**Exercise**: The response should consist of every record, reproduced exactly.

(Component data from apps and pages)
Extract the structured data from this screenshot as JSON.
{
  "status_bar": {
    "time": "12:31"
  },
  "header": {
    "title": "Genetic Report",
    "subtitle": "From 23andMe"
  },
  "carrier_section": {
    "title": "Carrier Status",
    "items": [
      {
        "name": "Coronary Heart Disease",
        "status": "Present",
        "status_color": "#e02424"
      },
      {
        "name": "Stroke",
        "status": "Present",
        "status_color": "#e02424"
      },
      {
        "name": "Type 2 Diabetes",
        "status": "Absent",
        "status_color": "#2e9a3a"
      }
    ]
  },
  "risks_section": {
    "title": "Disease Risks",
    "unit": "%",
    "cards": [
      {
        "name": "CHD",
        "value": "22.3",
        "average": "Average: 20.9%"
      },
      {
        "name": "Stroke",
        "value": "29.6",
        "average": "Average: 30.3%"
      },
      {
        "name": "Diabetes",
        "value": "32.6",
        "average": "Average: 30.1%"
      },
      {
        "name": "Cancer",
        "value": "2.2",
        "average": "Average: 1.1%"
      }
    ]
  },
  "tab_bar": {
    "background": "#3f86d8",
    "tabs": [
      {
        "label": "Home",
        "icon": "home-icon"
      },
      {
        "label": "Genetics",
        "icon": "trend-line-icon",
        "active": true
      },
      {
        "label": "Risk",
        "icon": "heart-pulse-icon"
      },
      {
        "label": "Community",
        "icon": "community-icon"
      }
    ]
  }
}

**The answer**:
Extract the structured data from this screenshot as JSON.
{
  "status_bar": {
    "time": "12:31"
  },
  "header": {
    "title": "Genetic Report",
    "subtitle": "From 23andMe"
  },
  "carrier_section": {
    "title": "Carrier Status",
    "items": [
      {
        "name": "Coronary Heart Disease",
        "status": "Present",
        "status_color": "#e02424"
      },
      {
        "name": "Stroke",
        "status": "Present",
        "status_color": "#e02424"
      },
      {
        "name": "Type 2 Diabetes",
        "status": "Absent",
        "status_color": "#2e9a3a"
      }
    ]
  },
  "risks_section": {
    "title": "Disease Risks",
    "unit": "%",
    "cards": [
      {
        "name": "CHD",
        "value": "22.3",
        "average": "Average: 20.9%"
      },
      {
        "name": "Stroke",
        "value": "29.6",
        "average": "Average: 30.3%"
      },
      {
        "name": "Diabetes",
        "value": "32.6",
        "average": "Average: 30.1%"
      },
      {
        "name": "Cancer",
        "value": "2.2",
        "average": "Average: 1.1%"
      }
    ]
  },
  "tab_bar": {
    "background": "#3f86d8",
    "tabs": [
      {
        "label": "Home",
        "icon": "home-icon"
      },
      {
        "label": "Genetics",
        "icon": "trend-line-icon",
        "active": true
      },
      {
        "label": "Risk",
        "icon": "heart-pulse-icon"
      },
      {
        "label": "Community",
        "icon": "community-icon"
      }
    ]
  }
}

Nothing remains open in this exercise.